Australia reignites debate for a sugar tax, but lacks government support
The Australian Medical Association (AMA) has called for a tax on sugar-sweetened beverages to be introduced as a matter of priority to tackle obesity, despite opposition from food and drink industry representatives and politicians.
"Improving the nutrition and eating habits of Australians must become a priority for all levels of government. We need to drag government to action with a variety of measures. One of the easiest to implement, and one of the simplest to call for, is a tax on sugar-sweetened drinks. We don’t think that’s the silver bullet to fix our obesity crisis, but it’s certainly part of the jigsaw."
Dr Michael Gannon, President of the Australian Medical Association
In 2011-12, Australians consumed an average of 60g of free sugars per day – with half of this coming from sugary drinks. The World Health Organization (WHO) recommends limiting daily intake of free sugars to less than 10% of a person’s total energy intake (or 50g). Consuming more than 60g of free sugars per day increases the rate of dental caries in teenagers and adults.
One country’s sour experience with sugar
In a recently published position paper, AMA lists a series of recommendations for the government to improve the nutrition and eating habits of Australians. It highlights the need to support improved nutrition education and food literacy programmes, mandatory food fortification, price signals to influence consumption, and restrictions on food and beverage advertising to children.
The paper also calls for water to be promoted and provided as the default beverage option, and for fresh, minimally processed foods (such as fruit and vegetables) to be affordable for people of all incomes. The health minister however has made it clear that the government will not support a sugar tax. A 20% tax had already been proposed in Australia in 2017, but Prime Minister Malcolm Turnbull rejected it on the grounds that the country already had enough taxes.
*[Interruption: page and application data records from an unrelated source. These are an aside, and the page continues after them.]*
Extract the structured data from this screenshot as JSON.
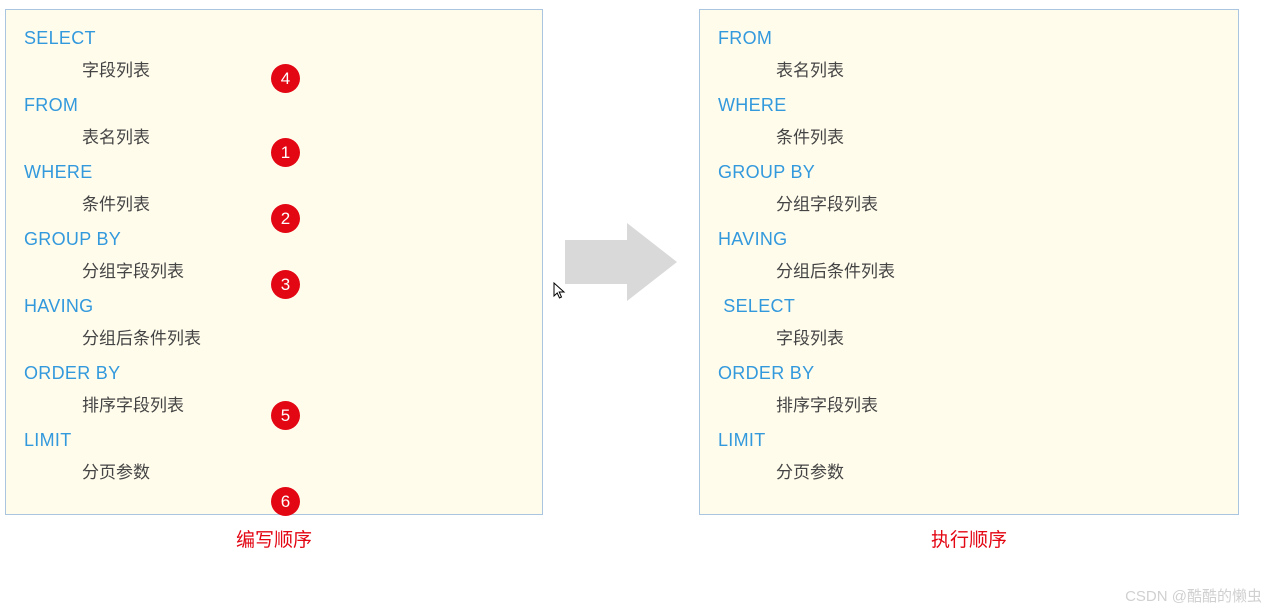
{
  "left": {
    "title": "编写顺序",
    "clauses": [
      {
        "keyword": "SELECT",
        "desc": "字段列表",
        "badge": "4"
      },
      {
        "keyword": "FROM",
        "desc": "表名列表",
        "badge": "1"
      },
      {
        "keyword": "WHERE",
        "desc": "条件列表",
        "badge": "2"
      },
      {
        "keyword": "GROUP  BY",
        "desc": "分组字段列表",
        "badge": "3"
      },
      {
        "keyword": "HAVING",
        "desc": "分组后条件列表",
        "badge": ""
      },
      {
        "keyword": "ORDER BY",
        "desc": "排序字段列表",
        "badge": "5"
      },
      {
        "keyword": "LIMIT",
        "desc": "分页参数",
        "badge": "6"
      }
    ]
  },
  "right": {
    "title": "执行顺序",
    "clauses": [
      {
        "keyword": "FROM",
        "desc": "表名列表"
      },
      {
        "keyword": "WHERE",
        "desc": "条件列表"
      },
      {
        "keyword": "GROUP  BY",
        "desc": "分组字段列表"
      },
      {
        "keyword": "HAVING",
        "desc": "分组后条件列表"
      },
      {
        "keyword": " SELECT",
        "desc": "字段列表"
      },
      {
        "keyword": "ORDER BY",
        "desc": "排序字段列表"
      },
      {
        "keyword": "LIMIT",
        "desc": "分页参数"
      }
    ]
  },
  "badge_positions": [
    54,
    128,
    194,
    260,
    391,
    477
  ],
  "watermark": "CSDN @酷酷的懒虫"
}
The trends to follow
To date, 26 countries have introduced a sugar tax on food and drinks and the debate is ongoing in many more countries. In Mexico, a study found a 5% drop in the sales of sugary-drinks after the first year that the tax was introduced, followed by a 9% decline in the second year. In 2016, WHO made headlines when they backed taxing sugary drinks by 20% or more to help reduce sugar consumption.
Reducing sugar consumption will have a significant impact on helping to curb the global epidemic of dental caries. Sugar is the primary factor responsible for the development of dental caries. Sugary drinks (such as soda, energy and sports drinks) are a main source of ‘empty calories’, which contain high levels of energy and no nutritional value. Excessive consumption of sugar from snacks, processed foods, and drinks is one of a few major factors causing worldwide increases in oral disease, cardiovascular disease, cancer and diabetes.
FDI supports the promotion and implementation of sugar-reduction policies as part of a healthy diet to tackle the burden of dental caries and the risk of other noncommunicable diseases. Comprehensive and integrated action, led by governments, is necessary to win the battle against these diseases.